When they moved Papa’s to the north side of Whitemarsh Island in 1988, tucked into a modest strip mall out on Highway 80, it was a moment of mutually inspired genius. Downtowners already formed an avid fan base, but throw Wilmington Islanders and Tybee locals and tourists into the mix to spread the word and soon the little parking lot was overflowing with new customers.
The rich and tasty Brunswick stew, tenderly succulent ribs, fresh shrimp salad and house-made desserts became the menu must-haves of a new generation in east Savannah. Bolstered by a firm and loyal generation of stalwarts who, to this day, make it all the way out Highway 80 just to satisfy their yen for creamy, sherry-laced crab stew and delectable smoked beef brisket, as well as a substantial boost from internet socializing and big review sites like Trip Advisor, “Papa’s BBQ & Seafood” far outgrew its beginnings as the little ‘Q hut on the corner.
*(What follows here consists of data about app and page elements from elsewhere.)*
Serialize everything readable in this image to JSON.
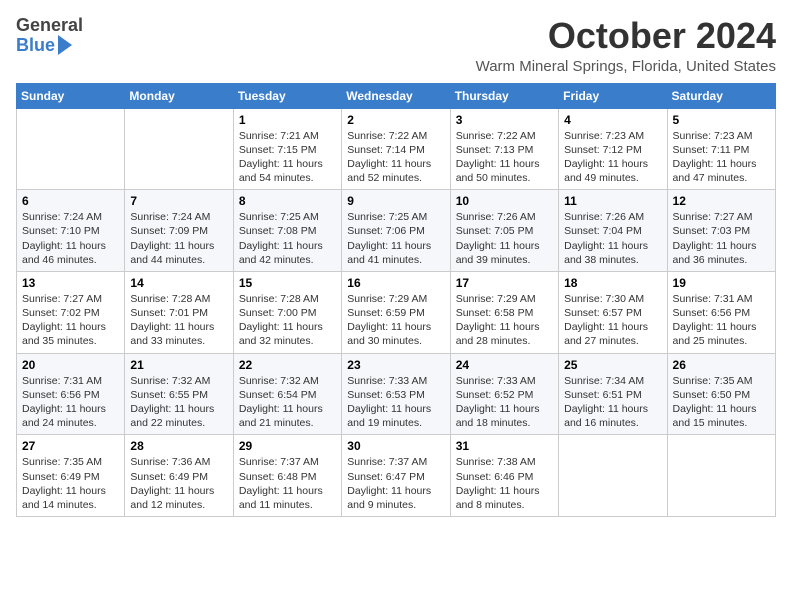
{
  "logo": {
    "general": "General",
    "blue": "Blue"
  },
  "title": "October 2024",
  "location": "Warm Mineral Springs, Florida, United States",
  "days_of_week": [
    "Sunday",
    "Monday",
    "Tuesday",
    "Wednesday",
    "Thursday",
    "Friday",
    "Saturday"
  ],
  "weeks": [
    [
      {
        "day": "",
        "info": ""
      },
      {
        "day": "",
        "info": ""
      },
      {
        "day": "1",
        "info": "Sunrise: 7:21 AM\nSunset: 7:15 PM\nDaylight: 11 hours and 54 minutes."
      },
      {
        "day": "2",
        "info": "Sunrise: 7:22 AM\nSunset: 7:14 PM\nDaylight: 11 hours and 52 minutes."
      },
      {
        "day": "3",
        "info": "Sunrise: 7:22 AM\nSunset: 7:13 PM\nDaylight: 11 hours and 50 minutes."
      },
      {
        "day": "4",
        "info": "Sunrise: 7:23 AM\nSunset: 7:12 PM\nDaylight: 11 hours and 49 minutes."
      },
      {
        "day": "5",
        "info": "Sunrise: 7:23 AM\nSunset: 7:11 PM\nDaylight: 11 hours and 47 minutes."
      }
    ],
    [
      {
        "day": "6",
        "info": "Sunrise: 7:24 AM\nSunset: 7:10 PM\nDaylight: 11 hours and 46 minutes."
      },
      {
        "day": "7",
        "info": "Sunrise: 7:24 AM\nSunset: 7:09 PM\nDaylight: 11 hours and 44 minutes."
      },
      {
        "day": "8",
        "info": "Sunrise: 7:25 AM\nSunset: 7:08 PM\nDaylight: 11 hours and 42 minutes."
      },
      {
        "day": "9",
        "info": "Sunrise: 7:25 AM\nSunset: 7:06 PM\nDaylight: 11 hours and 41 minutes."
      },
      {
        "day": "10",
        "info": "Sunrise: 7:26 AM\nSunset: 7:05 PM\nDaylight: 11 hours and 39 minutes."
      },
      {
        "day": "11",
        "info": "Sunrise: 7:26 AM\nSunset: 7:04 PM\nDaylight: 11 hours and 38 minutes."
      },
      {
        "day": "12",
        "info": "Sunrise: 7:27 AM\nSunset: 7:03 PM\nDaylight: 11 hours and 36 minutes."
      }
    ],
    [
      {
        "day": "13",
        "info": "Sunrise: 7:27 AM\nSunset: 7:02 PM\nDaylight: 11 hours and 35 minutes."
      },
      {
        "day": "14",
        "info": "Sunrise: 7:28 AM\nSunset: 7:01 PM\nDaylight: 11 hours and 33 minutes."
      },
      {
        "day": "15",
        "info": "Sunrise: 7:28 AM\nSunset: 7:00 PM\nDaylight: 11 hours and 32 minutes."
      },
      {
        "day": "16",
        "info": "Sunrise: 7:29 AM\nSunset: 6:59 PM\nDaylight: 11 hours and 30 minutes."
      },
      {
        "day": "17",
        "info": "Sunrise: 7:29 AM\nSunset: 6:58 PM\nDaylight: 11 hours and 28 minutes."
      },
      {
        "day": "18",
        "info": "Sunrise: 7:30 AM\nSunset: 6:57 PM\nDaylight: 11 hours and 27 minutes."
      },
      {
        "day": "19",
        "info": "Sunrise: 7:31 AM\nSunset: 6:56 PM\nDaylight: 11 hours and 25 minutes."
      }
    ],
    [
      {
        "day": "20",
        "info": "Sunrise: 7:31 AM\nSunset: 6:56 PM\nDaylight: 11 hours and 24 minutes."
      },
      {
        "day": "21",
        "info": "Sunrise: 7:32 AM\nSunset: 6:55 PM\nDaylight: 11 hours and 22 minutes."
      },
      {
        "day": "22",
        "info": "Sunrise: 7:32 AM\nSunset: 6:54 PM\nDaylight: 11 hours and 21 minutes."
      },
      {
        "day": "23",
        "info": "Sunrise: 7:33 AM\nSunset: 6:53 PM\nDaylight: 11 hours and 19 minutes."
      },
      {
        "day": "24",
        "info": "Sunrise: 7:33 AM\nSunset: 6:52 PM\nDaylight: 11 hours and 18 minutes."
      },
      {
        "day": "25",
        "info": "Sunrise: 7:34 AM\nSunset: 6:51 PM\nDaylight: 11 hours and 16 minutes."
      },
      {
        "day": "26",
        "info": "Sunrise: 7:35 AM\nSunset: 6:50 PM\nDaylight: 11 hours and 15 minutes."
      }
    ],
    [
      {
        "day": "27",
        "info": "Sunrise: 7:35 AM\nSunset: 6:49 PM\nDaylight: 11 hours and 14 minutes."
      },
      {
        "day": "28",
        "info": "Sunrise: 7:36 AM\nSunset: 6:49 PM\nDaylight: 11 hours and 12 minutes."
      },
      {
        "day": "29",
        "info": "Sunrise: 7:37 AM\nSunset: 6:48 PM\nDaylight: 11 hours and 11 minutes."
      },
      {
        "day": "30",
        "info": "Sunrise: 7:37 AM\nSunset: 6:47 PM\nDaylight: 11 hours and 9 minutes."
      },
      {
        "day": "31",
        "info": "Sunrise: 7:38 AM\nSunset: 6:46 PM\nDaylight: 11 hours and 8 minutes."
      },
      {
        "day": "",
        "info": ""
      },
      {
        "day": "",
        "info": ""
      }
    ]
  ]
}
Frank told me, “We have folks in here that have been eating here since 1972, bringing in kids and grandkids. We do a lot of catering too, so with weddings and parties the business began to outgrow even the second spot and we had to start searching around for a bigger place.”
“Oh, it had reached critical mass by the time we got into the first decade there!” Judy laughs.
The ambience at Papa’s is almost soothing, and at 4000 square feet there’s plenty of space for hungry patrons and their families, as well as a new full bar that holds many happy customers.
Check out the long wall on your left as you enter and you’ll see plenty of awards, thank-you notes from grateful charities, and even an encased stars-and-stripes from the governor—and sure, piggy sculptures too—hey, it’s a ‘Q place, folks! The hostess and servers and the GM Max Mattes are as nice as they come, obviously happy to be there.
Longtime staff seems to be the rule rather than the exception. Manager Sommer Smith has happily served here 14 years. Inez and Charlesetta have been baking and grilling, mixing Papa’s famous sauce and producing delicately fried seafood for over 30 years.
Pit-master George Bost has lent his skills in smoking and roasting for decades. It’s a place known for high quality, great taste, reasonable prices and generous portions.
“We get a lot of restaurant people in here too,” says Frank, “Herb Traub loved the place, and Paula Deen still comes in at least once a month.”
Judy, adds, “I could see a few years ago that tacos were fast becoming a fun food that had left Mexican restaurants and branched out, so we added shrimp, pork and brisket tacos that people just go crazy for!”
Frank remembers to keep the traditional dishes up front too, and freshness is the key: “We do stuff the hard way—our prep staff is huge!—because everything you order gets made from scratch—and it keeps people coming back for more!”